But in the meantime, “If,” Moonshine Blue’s latest single further establishes his critically applauded sound — a warm, radio friendly country-tinged New Orleans-like blues with a soulful and shimmering solo that seems like a synthesis of old-timey blues, Eric Clapton and Dr. John. And while being a perfect road trip jam, the song describes a restless character, who’s out on the road searching for something — primarily himself. 

The recently released video for “If” follow Broadbent was he travels across the States on the historic Route 66. And as he goes from coast to coast, we see the rising British singer/songwriter stopping in a number of locations both big and small, new and worn; but interestingly enough, the video captures the British singer/songwriter observing the country with the awe, joy and bemusement. 
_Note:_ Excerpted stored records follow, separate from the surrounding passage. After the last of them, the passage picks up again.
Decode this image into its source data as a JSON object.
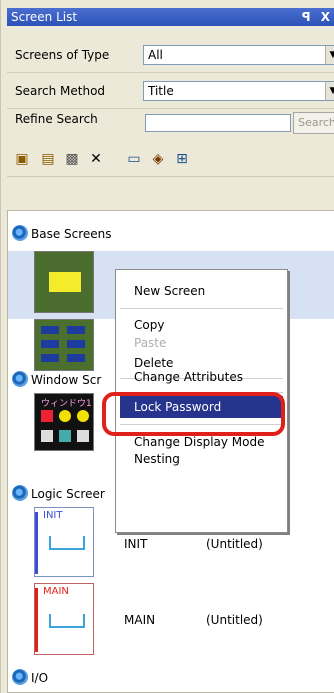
{
  "panel": {
    "title": "Screen List",
    "title_buttons": "ꟼ X"
  },
  "filters": {
    "type_label": "Screens of Type",
    "type_value": "All",
    "method_label": "Search Method",
    "method_value": "Title",
    "refine_label": "Refine Search",
    "refine_placeholder": "",
    "search_button": "Search"
  },
  "toolbar": {
    "icons": [
      "new-screen-icon",
      "new-window-icon",
      "copy-icon",
      "delete-icon",
      "display-icon",
      "properties-icon",
      "nesting-icon"
    ]
  },
  "tree": {
    "base_screens": "Base Screens",
    "window_screens": "Window Scr",
    "window_thumb_text": "ウィンドウ1",
    "logic_screens": "Logic Screer",
    "io": "I/O",
    "logic_items": [
      {
        "thumb_label": "INIT",
        "name": "INIT",
        "title": "(Untitled)"
      },
      {
        "thumb_label": "MAIN",
        "name": "MAIN",
        "title": "(Untitled)"
      }
    ]
  },
  "context_menu": {
    "items": [
      {
        "label": "New Screen",
        "disabled": false
      },
      {
        "label": "Copy",
        "disabled": false
      },
      {
        "label": "Paste",
        "disabled": true
      },
      {
        "label": "Delete",
        "disabled": false
      },
      {
        "label": "Change Attributes",
        "disabled": false
      },
      {
        "label": "Lock Password",
        "disabled": false,
        "highlighted": true
      },
      {
        "label": "Change Display Mode",
        "disabled": false
      },
      {
        "label": "Nesting",
        "disabled": false
      }
    ]
  },
  "colors": {
    "highlight": "#27348e",
    "annotation_ring": "#e0201a",
    "titlebar": "#2d52b8"
  }
}
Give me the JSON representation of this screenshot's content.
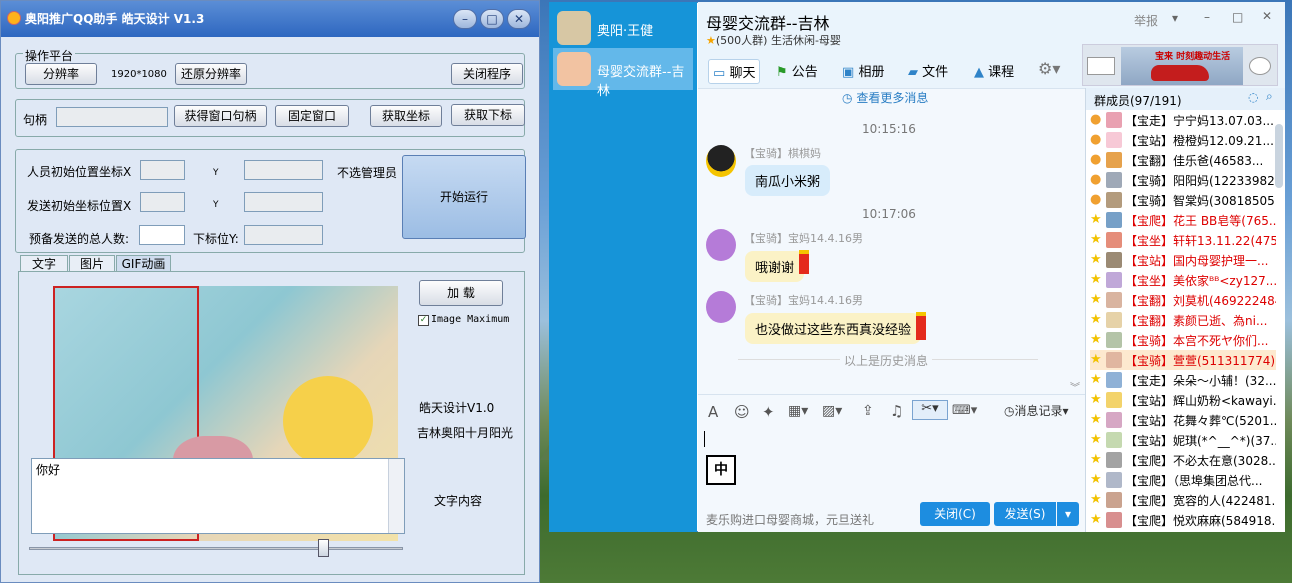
{
  "app": {
    "title": "奥阳推广QQ助手 皓天设计 V1.3",
    "platform_legend": "操作平台",
    "resolution_btn": "分辨率",
    "resolution_value": "1920*1080",
    "restore_btn": "还原分辨率",
    "close_btn": "关闭程序",
    "handle_label": "句柄",
    "get_handle_btn": "获得窗口句柄",
    "fix_window_btn": "固定窗口",
    "get_coord_btn": "获取坐标",
    "get_sub_btn": "获取下标",
    "person_start_x": "人员初始位置坐标X",
    "y_label1": "Y",
    "send_start_x": "发送初始坐标位置X",
    "y_label2": "Y",
    "total_label": "预备发送的总人数:",
    "sub_y_label": "下标位Y:",
    "no_admin": "不选管理员",
    "start_btn": "开始运行",
    "tabs": [
      "文字",
      "图片",
      "GIF动画"
    ],
    "load_btn": "加  载",
    "image_max": "Image Maximum",
    "credit1": "皓天设计V1.0",
    "credit2": "吉林奥阳十月阳光",
    "textarea_value": "你好",
    "text_content_label": "文字内容"
  },
  "qq": {
    "contacts": [
      {
        "name": "奥阳·王健"
      },
      {
        "name": "母婴交流群--吉林"
      }
    ],
    "group_title": "母婴交流群--吉林",
    "group_sub": "(500人群) 生活休闲-母婴",
    "report": "举报",
    "tabs": [
      "聊天",
      "公告",
      "相册",
      "文件",
      "课程"
    ],
    "more_msgs": "查看更多消息",
    "ad_text": "宝来 时刻趣动生活",
    "messages": [
      {
        "time": "10:15:16",
        "sender": "【宝骑】棋棋妈",
        "text": "南瓜小米粥"
      },
      {
        "time": "10:17:06",
        "sender": "【宝骑】宝妈14.4.16男",
        "text": "哦谢谢"
      },
      {
        "time": "",
        "sender": "【宝骑】宝妈14.4.16男",
        "text": "也没做过这些东西真没经验"
      }
    ],
    "history_note": "以上是历史消息",
    "msg_record": "消息记录",
    "ime": "中",
    "footer_promo": "麦乐购进口母婴商城，元旦送礼",
    "close_btn": "关闭(C)",
    "send_btn": "发送(S)",
    "members_title": "群成员(97/191)",
    "members": [
      {
        "name": "【宝走】宁宁妈13.07.03...",
        "color": "#000"
      },
      {
        "name": "【宝站】橙橙妈12.09.21...",
        "color": "#000"
      },
      {
        "name": "【宝翻】佳乐爸(46583...",
        "color": "#000"
      },
      {
        "name": "【宝骑】阳阳妈(12233982...",
        "color": "#000"
      },
      {
        "name": "【宝骑】智棠妈(30818505...",
        "color": "#000"
      },
      {
        "name": "【宝爬】花王 BB皂等(765...",
        "color": "#d00"
      },
      {
        "name": "【宝坐】轩轩13.11.22(475...",
        "color": "#d00"
      },
      {
        "name": "【宝站】国内母婴护理一...",
        "color": "#d00"
      },
      {
        "name": "【宝坐】美依家ᴮᴮ<zy127...",
        "color": "#d00"
      },
      {
        "name": "【宝翻】刘莫机(469222484)",
        "color": "#d00"
      },
      {
        "name": "【宝翻】素颜已逝、為ni...",
        "color": "#d00"
      },
      {
        "name": "【宝骑】本宫不死ヤ你们...",
        "color": "#d00"
      },
      {
        "name": "【宝骑】萱萱(511311774)",
        "color": "#d00"
      },
      {
        "name": "【宝走】朵朵～小辅！(32...",
        "color": "#000"
      },
      {
        "name": "【宝站】辉山奶粉<kawayi...",
        "color": "#000"
      },
      {
        "name": "【宝站】花舞々葬℃(5201...",
        "color": "#000"
      },
      {
        "name": "【宝站】妮琪(*^__^*)(37...",
        "color": "#000"
      },
      {
        "name": "【宝爬】不必太在意(3028...",
        "color": "#000"
      },
      {
        "name": "【宝爬】（思埠集团总代...",
        "color": "#000"
      },
      {
        "name": "【宝爬】宽容的人(422481...",
        "color": "#000"
      },
      {
        "name": "【宝爬】悦欢麻麻(584918...",
        "color": "#000"
      }
    ]
  }
}
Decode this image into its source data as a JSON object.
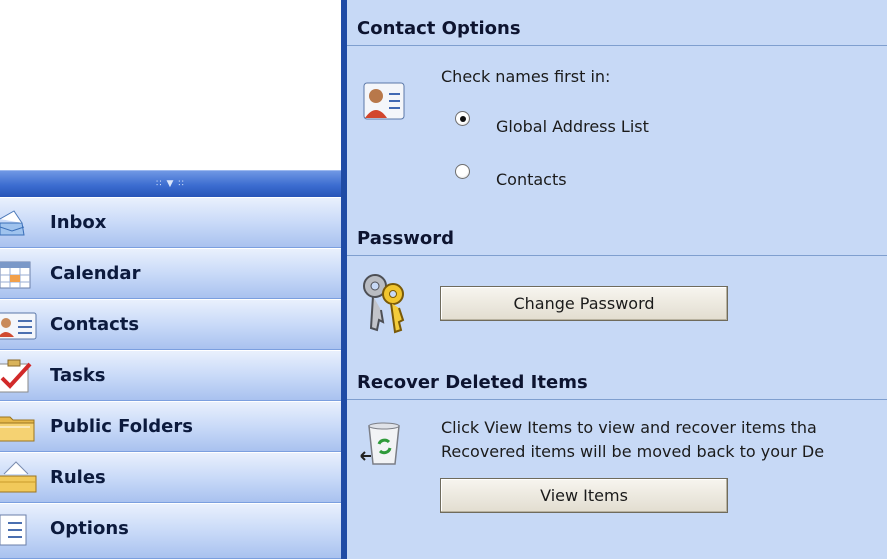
{
  "nav": {
    "handle_glyph": "∶∶ ▼ ∶∶",
    "items": [
      {
        "label": "Inbox",
        "icon": "inbox-icon"
      },
      {
        "label": "Calendar",
        "icon": "calendar-icon"
      },
      {
        "label": "Contacts",
        "icon": "contacts-icon"
      },
      {
        "label": "Tasks",
        "icon": "tasks-icon"
      },
      {
        "label": "Public Folders",
        "icon": "public-folders-icon"
      },
      {
        "label": "Rules",
        "icon": "rules-icon"
      },
      {
        "label": "Options",
        "icon": "options-icon"
      }
    ]
  },
  "contact_options": {
    "title": "Contact Options",
    "check_names_label": "Check names first in:",
    "radio_options": [
      {
        "label": "Global Address List",
        "checked": true
      },
      {
        "label": "Contacts",
        "checked": false
      }
    ]
  },
  "password": {
    "title": "Password",
    "change_button": "Change Password"
  },
  "recover": {
    "title": "Recover Deleted Items",
    "line1": "Click View Items to view and recover items tha",
    "line2": "Recovered items will be moved back to your De",
    "view_button": "View Items"
  },
  "colors": {
    "pane_bg": "#c7d9f6",
    "splitter": "#1f4ba5",
    "nav_handle": "#3c6dd0"
  }
}
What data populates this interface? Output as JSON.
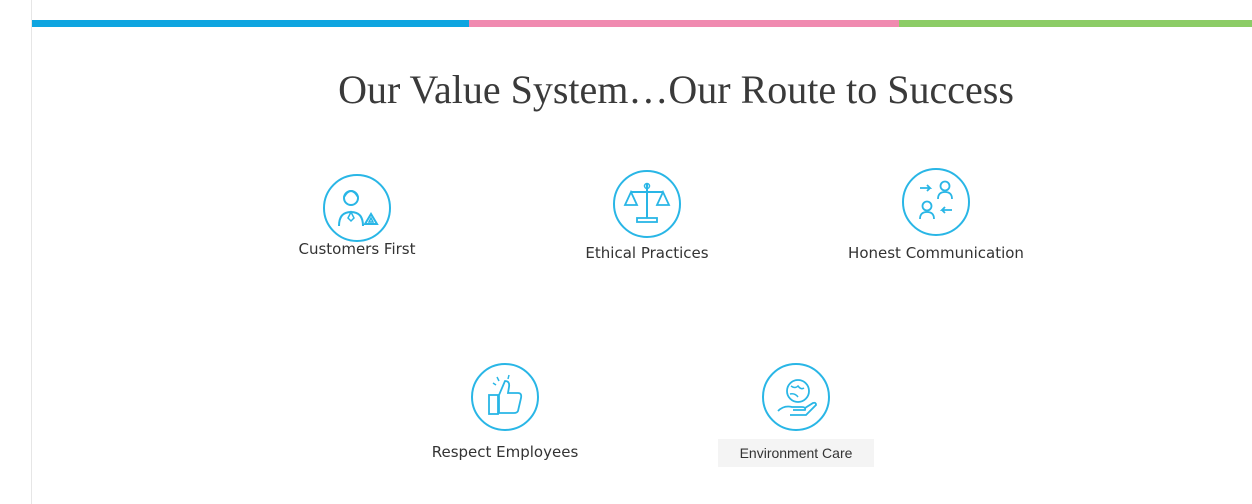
{
  "header": {
    "stripe_colors": [
      "#0ea5e0",
      "#f08ab0",
      "#8ccc66"
    ]
  },
  "title": "Our Value System…Our Route to Success",
  "icon_color": "#29b6e6",
  "values": [
    {
      "label": "Customers First",
      "icon": "customer-support-icon"
    },
    {
      "label": "Ethical Practices",
      "icon": "scales-of-justice-icon"
    },
    {
      "label": "Honest Communication",
      "icon": "people-exchange-icon"
    },
    {
      "label": "Respect Employees",
      "icon": "thumbs-up-icon"
    },
    {
      "label": "Environment Care",
      "icon": "hand-holding-globe-icon"
    }
  ]
}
New Video: S.G. Goodman’s Intimate and Cinematic Look at Southern Rural Life

S.G. Goodman is a rising Murray, KY-born and based singer/songwriter. Born and raised in a strict, church-going family of row crop farmers, near the Mississippi River, Goodman went from singing and playing in church three times a week to becoming a prominent member of Murray’s DIY arts and music scene, as well as an impassioned voice and presence in the political and social movements she supports.

Her forthcoming Jim James-produced full-length debut Old Time Feeling is slated for a May 29, 2020 release through Verve Forecast Records. Recorded at Louisville, KY-based La La Land Studio. which was specifically chosen by Goodman because it possessed her three favorite things — “a creek, a big porch and a kitchen,” the Old Time Feeling sessions were imbued with a familial and community touch: the Murray-born and-based singer/songwriter and guitarist cooked meals for the studio crew and her backing band, which includes her lifelong friends Matthew David Rowan (guitar) and S. Knox Montgomery (drums). The album is reportedly a brutally honest, complex and loving look at rural Southern life that debunks rural stereotypes while while thematically drawing from her own personal experiences as a gay woman in a rural and deeply religious Southern community and touches upon living with OCD, estrangement, reconciliation and loving your family and community although you might disagree with them on political and social issues. And from her Rockwood Music Hall, Communion set last month, the album’s material is a slick and seamless synthesis of old-school country, Delta blues and rockabilly centered around Goodman’s aching Patsy Cline-like vocals.

Old Time Feeling’s first single “The Way I Talk” is a slow-burning and sultry country-tinged blues centered around a sinuous bass line, shimmering guitars, explosive peals of feedback, dramatic and forceful drumming and Goodman’s plaintive, Western Kentucky drawl. Much like “Coal Miner’s Daughter,” which “The Way I Talk” subtly references, the song is brutally honest look at the plight of the rural working class — in particular, the rural farming community she grew up: indeed, much like every other aspect of our lives, big business in concert with politicians have managed to exploit and destroy the lives and well-being of everything within their path, leaving the poor to fight the poor for limited resources and options. And while, the song is seethes with anger, there’s also defiant pride — in the fruits of hard and honest labor, of owning a piece of land and being able to pass it down to family, and so on.

“The song is inspired by the plight of the farming community in Kentucky where I grew up, where big business and the laws that protect them have vast control over my community,” Goodman told The Fader. “It is a scary thing calling into question the very thing that put food on my table and is putting food on my niece’s table (she plays the little girl in the video). Isn’t that the case for every person working a factory line who is afraid to unionize? Or a fast food employee afraid to take sick leave to care for her kid? We are all expected to be thankful, not question, and shut our mouths.”

Directed by Brandon Boyd, the recently released video for “The Way I Talk” is a cinematic and intimate look at rural Southern life that follows Goodman and her family through a day in their lives: while they tend to the little ones, there’s a sense that the adults recognize that their way of life is rapidly becoming unsustainable and will disappear, no matter how hard they fight.